Money was short so Leese took on part time jobs, often a couple at a time, to pay for things like choir camps but it wasn't until she finished her undergraduate degree at the University of Otago that she decided to be an opera singer. Up until then, she thought she might want to star in musical theatre but says having red hair, being tall and having the "wrong sort" of voice diminished her chances.
"You can't be tall on the musical theatre stage as a girl because the tenors are all short and, very much more than in opera, on the musical stage they like to use that dramatic contrast between men and women with height," she says.
"In opera, it's different and you often get women who are taller than men cast because it's more about the sound and dramatic capabilities as well. As I was finishing my three year degree, I was looking into other career options then I started winning a couple of competitions in my final year and I suddenly realised maybe, 'maybe I can actually form a career out of this.'"
She just wasn't always very open about it.
"The first thing you ask someone is, 'what do you do?' and I used to just start making things up because if you say you're an opera singer, people go, 'Oh God….' It's a conversation ender. You get a lot of flak.

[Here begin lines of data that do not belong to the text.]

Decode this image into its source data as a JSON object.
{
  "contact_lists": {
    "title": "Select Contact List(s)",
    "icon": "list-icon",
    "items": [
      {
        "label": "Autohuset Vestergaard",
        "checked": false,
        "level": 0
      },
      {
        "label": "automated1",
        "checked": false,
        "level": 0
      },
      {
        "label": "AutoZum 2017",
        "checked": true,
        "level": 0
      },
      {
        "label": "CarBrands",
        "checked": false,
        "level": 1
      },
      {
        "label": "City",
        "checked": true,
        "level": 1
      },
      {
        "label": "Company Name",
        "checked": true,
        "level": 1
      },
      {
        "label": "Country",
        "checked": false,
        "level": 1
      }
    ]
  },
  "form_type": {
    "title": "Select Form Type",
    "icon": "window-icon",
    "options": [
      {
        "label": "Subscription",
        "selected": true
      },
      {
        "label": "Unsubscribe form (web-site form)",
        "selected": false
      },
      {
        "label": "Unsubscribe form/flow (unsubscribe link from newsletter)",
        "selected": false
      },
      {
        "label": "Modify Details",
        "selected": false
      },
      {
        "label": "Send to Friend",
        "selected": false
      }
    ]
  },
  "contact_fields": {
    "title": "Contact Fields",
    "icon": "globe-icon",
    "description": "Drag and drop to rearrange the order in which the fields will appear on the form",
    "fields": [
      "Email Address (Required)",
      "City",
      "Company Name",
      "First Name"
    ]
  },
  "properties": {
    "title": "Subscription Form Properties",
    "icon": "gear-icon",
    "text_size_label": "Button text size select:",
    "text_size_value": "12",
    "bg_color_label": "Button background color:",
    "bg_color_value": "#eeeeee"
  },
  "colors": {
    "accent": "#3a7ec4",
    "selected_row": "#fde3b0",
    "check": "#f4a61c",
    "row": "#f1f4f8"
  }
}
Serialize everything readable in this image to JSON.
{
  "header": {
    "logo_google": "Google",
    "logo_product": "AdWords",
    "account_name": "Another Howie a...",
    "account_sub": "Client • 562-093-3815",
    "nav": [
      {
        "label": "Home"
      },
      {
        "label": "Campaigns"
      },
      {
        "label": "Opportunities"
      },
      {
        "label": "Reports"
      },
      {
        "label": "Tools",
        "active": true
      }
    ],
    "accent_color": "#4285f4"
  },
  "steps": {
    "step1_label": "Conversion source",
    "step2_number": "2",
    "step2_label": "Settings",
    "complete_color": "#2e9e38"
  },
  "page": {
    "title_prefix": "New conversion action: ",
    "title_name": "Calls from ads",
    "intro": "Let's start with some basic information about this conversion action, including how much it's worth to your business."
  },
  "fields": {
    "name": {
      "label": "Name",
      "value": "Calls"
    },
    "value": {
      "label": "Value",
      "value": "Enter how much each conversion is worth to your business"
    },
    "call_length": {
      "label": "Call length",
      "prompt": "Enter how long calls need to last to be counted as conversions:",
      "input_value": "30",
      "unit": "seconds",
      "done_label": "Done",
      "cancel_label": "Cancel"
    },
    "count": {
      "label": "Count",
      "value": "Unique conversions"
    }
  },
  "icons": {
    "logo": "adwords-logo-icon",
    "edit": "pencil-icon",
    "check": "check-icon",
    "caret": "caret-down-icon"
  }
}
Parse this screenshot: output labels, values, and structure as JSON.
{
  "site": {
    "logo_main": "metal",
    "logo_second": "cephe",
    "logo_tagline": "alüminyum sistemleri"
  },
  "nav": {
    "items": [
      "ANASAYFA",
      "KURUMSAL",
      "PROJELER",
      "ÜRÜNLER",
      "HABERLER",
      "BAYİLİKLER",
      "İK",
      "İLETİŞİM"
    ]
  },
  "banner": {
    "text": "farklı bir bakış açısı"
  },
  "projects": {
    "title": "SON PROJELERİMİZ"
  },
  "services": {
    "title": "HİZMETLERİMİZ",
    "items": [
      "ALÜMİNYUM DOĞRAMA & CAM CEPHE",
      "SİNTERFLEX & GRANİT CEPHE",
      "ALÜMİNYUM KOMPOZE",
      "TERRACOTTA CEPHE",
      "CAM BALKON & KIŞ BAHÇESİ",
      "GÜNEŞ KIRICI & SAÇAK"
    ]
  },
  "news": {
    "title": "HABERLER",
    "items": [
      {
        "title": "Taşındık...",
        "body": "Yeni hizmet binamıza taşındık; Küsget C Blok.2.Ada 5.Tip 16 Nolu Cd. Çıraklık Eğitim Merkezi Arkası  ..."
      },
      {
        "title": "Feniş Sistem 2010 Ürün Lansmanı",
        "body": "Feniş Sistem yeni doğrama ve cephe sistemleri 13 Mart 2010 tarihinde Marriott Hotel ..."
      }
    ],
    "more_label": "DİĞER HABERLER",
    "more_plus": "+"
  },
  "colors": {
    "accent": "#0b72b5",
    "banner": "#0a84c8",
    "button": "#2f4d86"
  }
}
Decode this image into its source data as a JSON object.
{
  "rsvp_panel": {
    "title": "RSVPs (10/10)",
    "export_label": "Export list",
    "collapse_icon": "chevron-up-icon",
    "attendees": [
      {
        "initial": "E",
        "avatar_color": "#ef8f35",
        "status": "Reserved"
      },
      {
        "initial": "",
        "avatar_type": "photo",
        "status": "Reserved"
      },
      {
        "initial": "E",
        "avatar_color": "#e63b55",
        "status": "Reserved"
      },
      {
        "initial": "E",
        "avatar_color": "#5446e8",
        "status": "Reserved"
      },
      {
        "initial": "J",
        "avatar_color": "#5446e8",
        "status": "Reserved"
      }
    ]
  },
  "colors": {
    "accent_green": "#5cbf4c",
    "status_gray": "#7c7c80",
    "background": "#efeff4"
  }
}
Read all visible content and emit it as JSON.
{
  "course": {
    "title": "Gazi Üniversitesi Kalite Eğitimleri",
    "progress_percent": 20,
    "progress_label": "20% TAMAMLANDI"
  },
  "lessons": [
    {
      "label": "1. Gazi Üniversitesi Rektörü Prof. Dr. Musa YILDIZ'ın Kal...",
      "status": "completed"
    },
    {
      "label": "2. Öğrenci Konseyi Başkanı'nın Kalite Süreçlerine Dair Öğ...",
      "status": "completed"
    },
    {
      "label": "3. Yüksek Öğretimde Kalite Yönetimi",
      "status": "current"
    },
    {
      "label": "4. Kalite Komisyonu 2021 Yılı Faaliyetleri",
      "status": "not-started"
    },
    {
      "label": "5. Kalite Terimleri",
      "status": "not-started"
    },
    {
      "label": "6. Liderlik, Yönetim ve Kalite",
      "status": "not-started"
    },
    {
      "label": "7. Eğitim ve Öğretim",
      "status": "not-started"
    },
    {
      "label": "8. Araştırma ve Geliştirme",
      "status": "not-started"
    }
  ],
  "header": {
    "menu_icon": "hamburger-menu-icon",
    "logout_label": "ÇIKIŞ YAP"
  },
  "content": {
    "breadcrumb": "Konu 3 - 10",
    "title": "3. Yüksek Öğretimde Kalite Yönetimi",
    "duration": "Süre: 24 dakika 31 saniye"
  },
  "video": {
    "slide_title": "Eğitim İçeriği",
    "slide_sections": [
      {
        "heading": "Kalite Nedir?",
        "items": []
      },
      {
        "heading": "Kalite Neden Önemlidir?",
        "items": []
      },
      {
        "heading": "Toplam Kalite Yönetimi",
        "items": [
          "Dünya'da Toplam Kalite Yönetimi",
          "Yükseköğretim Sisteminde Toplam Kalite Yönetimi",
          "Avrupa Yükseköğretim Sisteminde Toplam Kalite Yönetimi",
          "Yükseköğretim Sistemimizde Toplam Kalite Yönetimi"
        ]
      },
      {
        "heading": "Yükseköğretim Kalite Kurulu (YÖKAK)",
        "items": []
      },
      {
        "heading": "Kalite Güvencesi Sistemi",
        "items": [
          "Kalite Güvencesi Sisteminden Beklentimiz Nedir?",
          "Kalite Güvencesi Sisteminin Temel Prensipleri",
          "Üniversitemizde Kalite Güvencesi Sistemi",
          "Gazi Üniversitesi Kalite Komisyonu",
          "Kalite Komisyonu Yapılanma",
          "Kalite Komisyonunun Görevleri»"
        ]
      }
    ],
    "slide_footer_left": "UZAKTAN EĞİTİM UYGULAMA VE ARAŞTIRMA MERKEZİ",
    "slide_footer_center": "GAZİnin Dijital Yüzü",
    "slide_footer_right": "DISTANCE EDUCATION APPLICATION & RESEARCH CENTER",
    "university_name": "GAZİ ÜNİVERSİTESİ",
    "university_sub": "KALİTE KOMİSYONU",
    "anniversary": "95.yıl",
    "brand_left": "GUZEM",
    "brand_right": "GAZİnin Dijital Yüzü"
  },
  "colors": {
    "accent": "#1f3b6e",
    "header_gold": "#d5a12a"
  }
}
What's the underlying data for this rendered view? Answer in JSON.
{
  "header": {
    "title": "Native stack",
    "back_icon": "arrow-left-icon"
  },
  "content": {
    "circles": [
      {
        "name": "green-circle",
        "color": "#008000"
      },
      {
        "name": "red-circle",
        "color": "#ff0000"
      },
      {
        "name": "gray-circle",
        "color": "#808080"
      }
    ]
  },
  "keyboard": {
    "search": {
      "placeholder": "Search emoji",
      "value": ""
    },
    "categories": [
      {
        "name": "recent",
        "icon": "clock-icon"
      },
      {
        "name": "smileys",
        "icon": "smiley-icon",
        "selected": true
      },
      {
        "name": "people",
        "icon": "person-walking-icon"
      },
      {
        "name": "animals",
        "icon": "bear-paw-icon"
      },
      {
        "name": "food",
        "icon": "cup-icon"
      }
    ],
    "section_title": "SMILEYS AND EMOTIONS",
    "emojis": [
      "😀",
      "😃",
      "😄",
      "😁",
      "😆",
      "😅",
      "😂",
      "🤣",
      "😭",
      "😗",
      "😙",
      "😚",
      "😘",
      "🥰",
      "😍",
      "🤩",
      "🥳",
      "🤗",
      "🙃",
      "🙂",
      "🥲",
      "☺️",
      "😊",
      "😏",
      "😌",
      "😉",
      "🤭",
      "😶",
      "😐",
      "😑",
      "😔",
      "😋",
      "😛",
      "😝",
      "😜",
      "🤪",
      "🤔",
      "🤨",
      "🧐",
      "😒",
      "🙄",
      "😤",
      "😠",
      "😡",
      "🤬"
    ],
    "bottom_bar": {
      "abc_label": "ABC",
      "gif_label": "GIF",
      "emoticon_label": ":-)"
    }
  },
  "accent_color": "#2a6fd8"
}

People go, 'oh well, do you like that?' A lot of people don't. I knew quite early on that people didn't like it; I was always quite realistic about that."
She thinks, though, we'll like The Turn of the Screw. It's a different type of opera given a new twist by relocating Bly House to New Zealand, where the governess migrates to from the UK.
"It's a scary journey and she's turning up to really unknown circumstances. All she knows is what this mysterious man in an office told her about the job and said, 'you must never contact me under any conditions whatsoever.' She's doing it all alone..."
Leese stars alongside fellow acclaimed opera singers Jared Holt, Patricia Wright and Madeleine Pierard who returns from London to appear. The children's roles are shared by talented young performers Lukas Maher, Alexandros Swallow, Flora Olivia Forbes and Alexa Harwood; the music from the Auckland Philharmonia Orchestra.
The Turn of the Screw, Wellington The Opera House, Thursday, October 5 and Sunday, October 7; ASB Waterfront Theatre, Friday, October 18, Sunday, October 20 and Wednesday, October 23.